What this task involves -> Go through the data and copy every line in which "value" appears.

The data ->

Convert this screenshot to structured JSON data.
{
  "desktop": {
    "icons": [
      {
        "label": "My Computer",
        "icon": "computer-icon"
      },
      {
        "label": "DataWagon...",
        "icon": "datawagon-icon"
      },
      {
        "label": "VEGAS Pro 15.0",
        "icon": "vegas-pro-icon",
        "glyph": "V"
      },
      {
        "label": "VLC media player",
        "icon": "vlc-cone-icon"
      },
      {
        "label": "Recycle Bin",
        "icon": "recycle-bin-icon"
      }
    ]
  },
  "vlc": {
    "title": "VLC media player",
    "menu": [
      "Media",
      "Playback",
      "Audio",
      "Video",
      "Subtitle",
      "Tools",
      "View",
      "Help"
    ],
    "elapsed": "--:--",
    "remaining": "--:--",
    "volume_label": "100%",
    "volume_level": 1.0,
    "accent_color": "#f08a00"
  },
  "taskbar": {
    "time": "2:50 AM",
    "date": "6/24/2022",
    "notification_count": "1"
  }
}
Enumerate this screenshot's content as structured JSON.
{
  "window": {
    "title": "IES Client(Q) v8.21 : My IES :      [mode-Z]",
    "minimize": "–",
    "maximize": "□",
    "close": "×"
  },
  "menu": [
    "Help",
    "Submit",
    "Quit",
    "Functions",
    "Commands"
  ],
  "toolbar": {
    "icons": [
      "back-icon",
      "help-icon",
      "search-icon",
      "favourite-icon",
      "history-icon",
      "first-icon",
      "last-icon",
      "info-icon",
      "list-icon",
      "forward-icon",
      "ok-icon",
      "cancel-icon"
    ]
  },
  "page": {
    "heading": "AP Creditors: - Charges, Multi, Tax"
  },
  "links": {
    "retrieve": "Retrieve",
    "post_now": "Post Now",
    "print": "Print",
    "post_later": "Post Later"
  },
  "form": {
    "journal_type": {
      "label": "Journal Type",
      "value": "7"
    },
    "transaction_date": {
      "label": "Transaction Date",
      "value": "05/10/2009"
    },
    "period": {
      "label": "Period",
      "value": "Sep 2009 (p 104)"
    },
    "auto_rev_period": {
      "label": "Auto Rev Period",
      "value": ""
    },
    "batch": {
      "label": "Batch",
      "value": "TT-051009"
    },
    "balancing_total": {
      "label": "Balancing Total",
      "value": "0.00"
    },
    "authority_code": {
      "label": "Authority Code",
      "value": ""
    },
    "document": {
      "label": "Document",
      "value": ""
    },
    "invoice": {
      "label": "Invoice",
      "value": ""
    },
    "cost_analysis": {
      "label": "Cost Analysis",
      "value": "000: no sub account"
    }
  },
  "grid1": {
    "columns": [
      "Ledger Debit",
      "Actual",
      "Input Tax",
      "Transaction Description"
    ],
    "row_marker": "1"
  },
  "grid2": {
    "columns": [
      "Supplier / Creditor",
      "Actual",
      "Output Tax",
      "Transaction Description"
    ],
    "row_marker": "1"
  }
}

Response area ->
      "value": "7"
      "value": "05/10/2009"
      "value": "Sep 2009 (p 104)"
      "value": ""
      "value": "TT-051009"
      "value": "0.00"
      "value": ""
      "value": ""
      "value": ""
      "value": "000: no sub account"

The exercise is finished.